Collected data entries:
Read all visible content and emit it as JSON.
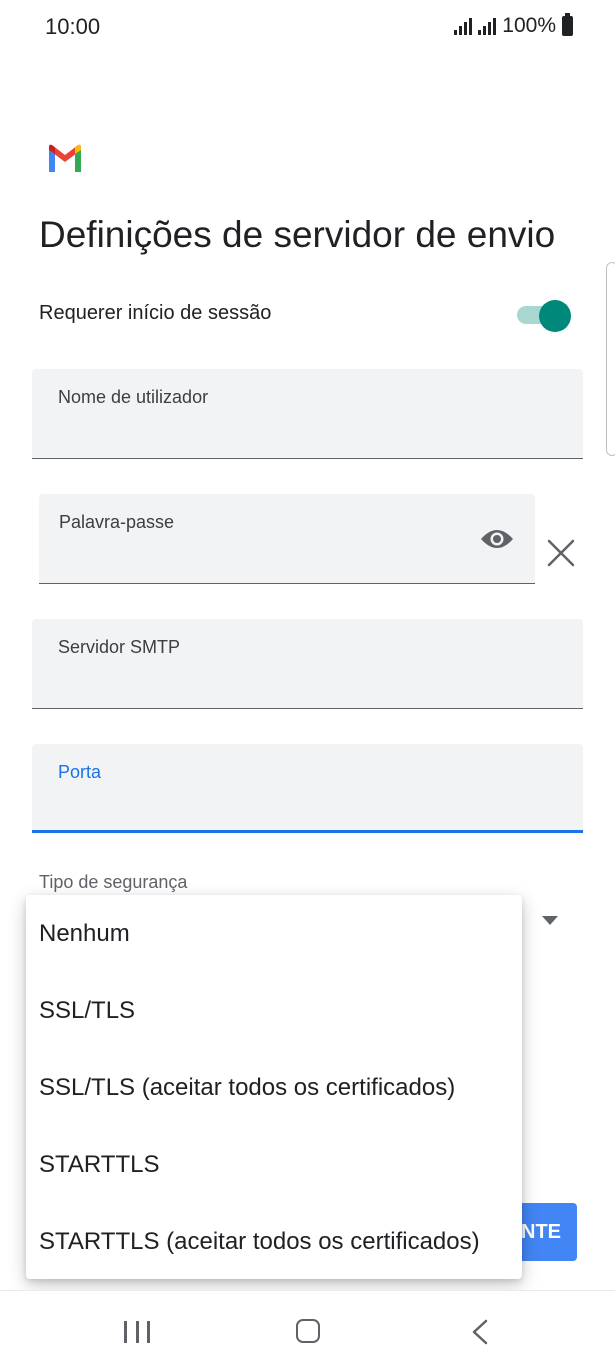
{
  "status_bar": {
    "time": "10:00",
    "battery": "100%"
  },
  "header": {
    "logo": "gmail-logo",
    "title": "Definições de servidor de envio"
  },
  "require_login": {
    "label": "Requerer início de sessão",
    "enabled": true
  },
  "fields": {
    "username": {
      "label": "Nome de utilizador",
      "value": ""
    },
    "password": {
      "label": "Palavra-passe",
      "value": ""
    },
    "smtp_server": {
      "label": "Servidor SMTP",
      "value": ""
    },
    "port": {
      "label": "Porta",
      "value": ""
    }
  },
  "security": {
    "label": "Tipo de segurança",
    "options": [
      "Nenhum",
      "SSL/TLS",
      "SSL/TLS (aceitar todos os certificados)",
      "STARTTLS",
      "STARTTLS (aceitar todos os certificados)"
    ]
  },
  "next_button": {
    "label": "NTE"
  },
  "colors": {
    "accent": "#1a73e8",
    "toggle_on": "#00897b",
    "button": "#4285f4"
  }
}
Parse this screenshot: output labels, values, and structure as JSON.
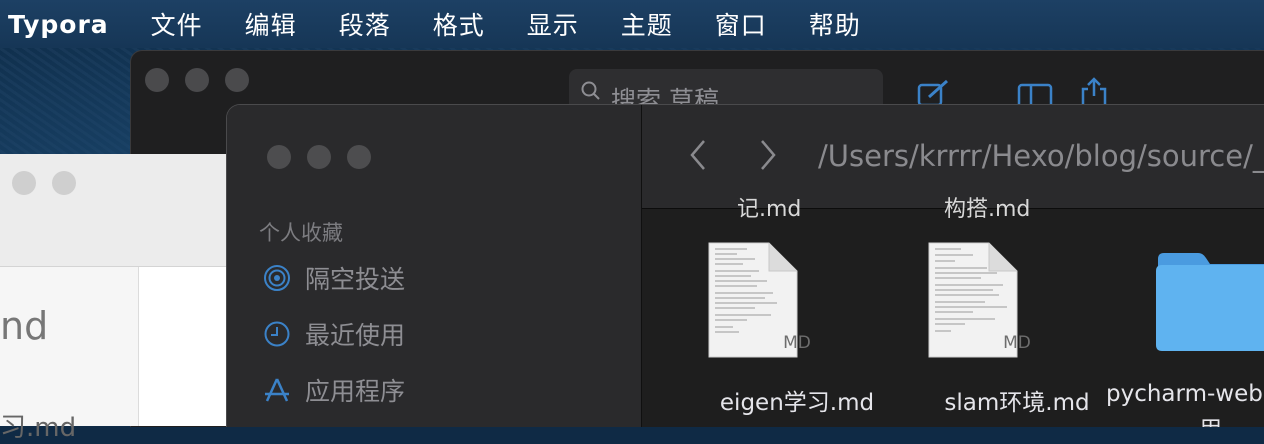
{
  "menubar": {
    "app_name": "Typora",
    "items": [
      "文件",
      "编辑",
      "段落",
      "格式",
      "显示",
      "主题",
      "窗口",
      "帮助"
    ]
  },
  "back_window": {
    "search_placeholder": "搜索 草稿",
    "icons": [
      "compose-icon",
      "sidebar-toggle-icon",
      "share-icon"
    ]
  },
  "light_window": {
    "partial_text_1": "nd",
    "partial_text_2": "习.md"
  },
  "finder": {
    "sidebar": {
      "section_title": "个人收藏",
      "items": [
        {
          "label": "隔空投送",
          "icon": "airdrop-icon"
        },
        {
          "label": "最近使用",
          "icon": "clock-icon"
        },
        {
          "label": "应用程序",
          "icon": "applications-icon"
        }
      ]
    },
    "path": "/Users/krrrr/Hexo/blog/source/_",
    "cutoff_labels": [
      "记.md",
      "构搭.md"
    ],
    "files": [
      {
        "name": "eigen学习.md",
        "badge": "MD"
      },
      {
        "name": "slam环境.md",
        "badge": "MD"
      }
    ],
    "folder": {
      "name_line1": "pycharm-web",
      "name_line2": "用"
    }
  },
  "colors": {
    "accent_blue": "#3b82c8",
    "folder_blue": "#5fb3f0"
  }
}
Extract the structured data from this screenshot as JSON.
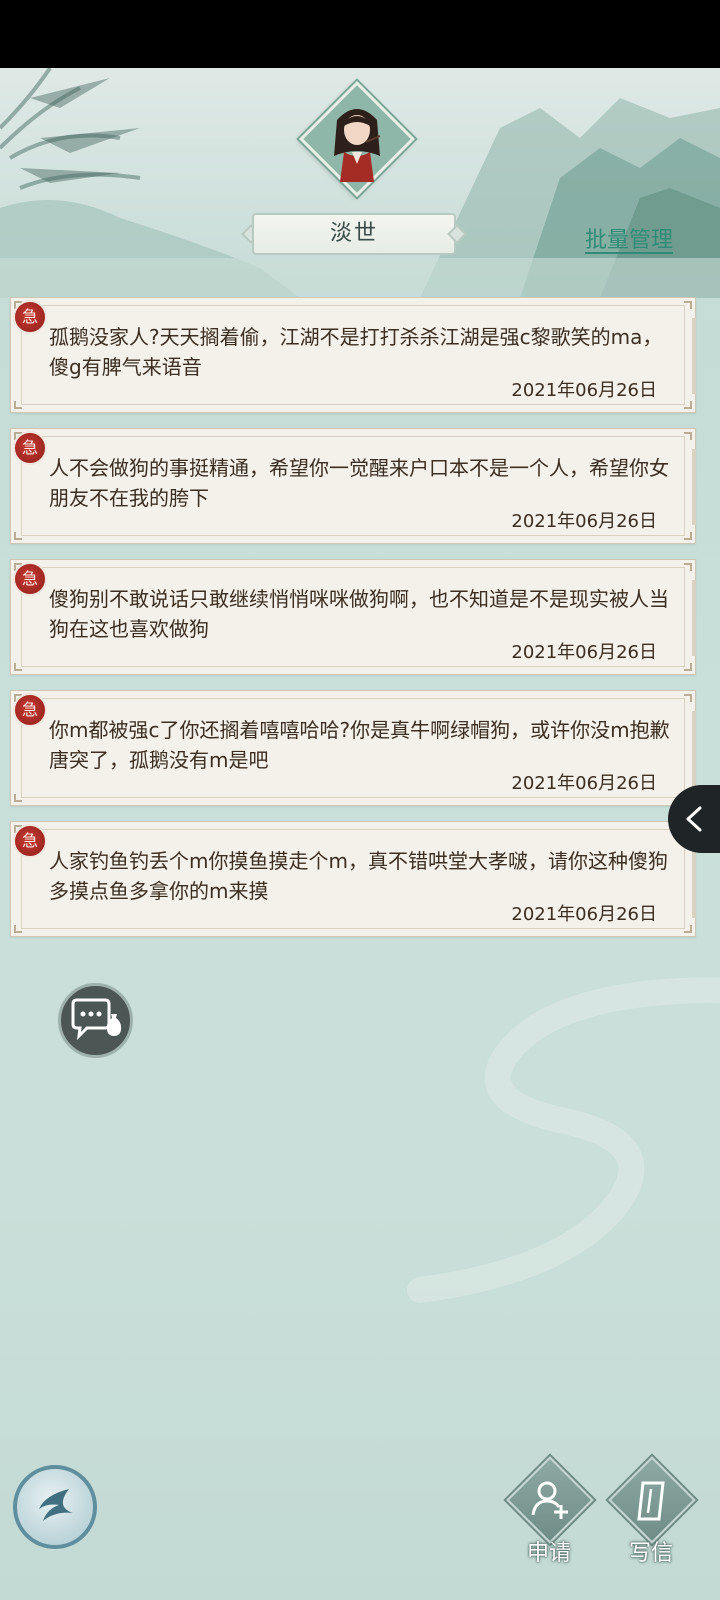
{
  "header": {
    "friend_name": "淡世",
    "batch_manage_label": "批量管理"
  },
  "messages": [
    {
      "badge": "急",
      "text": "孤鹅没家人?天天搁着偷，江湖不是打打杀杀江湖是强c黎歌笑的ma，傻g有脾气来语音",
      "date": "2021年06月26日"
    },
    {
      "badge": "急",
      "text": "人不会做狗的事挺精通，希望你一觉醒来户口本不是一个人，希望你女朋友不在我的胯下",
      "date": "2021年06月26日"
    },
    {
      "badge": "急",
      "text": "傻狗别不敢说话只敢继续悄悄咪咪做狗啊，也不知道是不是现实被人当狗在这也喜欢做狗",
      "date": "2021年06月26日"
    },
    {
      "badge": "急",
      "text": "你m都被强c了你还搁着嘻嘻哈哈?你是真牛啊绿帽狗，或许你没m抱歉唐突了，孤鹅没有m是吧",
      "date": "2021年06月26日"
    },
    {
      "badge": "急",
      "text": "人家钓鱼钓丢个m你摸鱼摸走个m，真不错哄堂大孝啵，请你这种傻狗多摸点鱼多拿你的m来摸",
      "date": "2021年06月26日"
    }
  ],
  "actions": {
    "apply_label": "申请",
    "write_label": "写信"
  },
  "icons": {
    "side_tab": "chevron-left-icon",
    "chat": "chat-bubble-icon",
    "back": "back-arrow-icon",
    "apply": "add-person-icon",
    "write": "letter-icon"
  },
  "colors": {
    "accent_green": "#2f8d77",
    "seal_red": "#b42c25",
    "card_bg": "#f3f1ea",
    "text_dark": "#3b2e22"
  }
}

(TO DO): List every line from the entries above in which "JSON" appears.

(EXERCISE SOLUTION):
Read all visible content and emit it as JSON.
Parse this screenshot: output labels, values, and structure as JSON.
Extract the structured data from this screenshot as JSON.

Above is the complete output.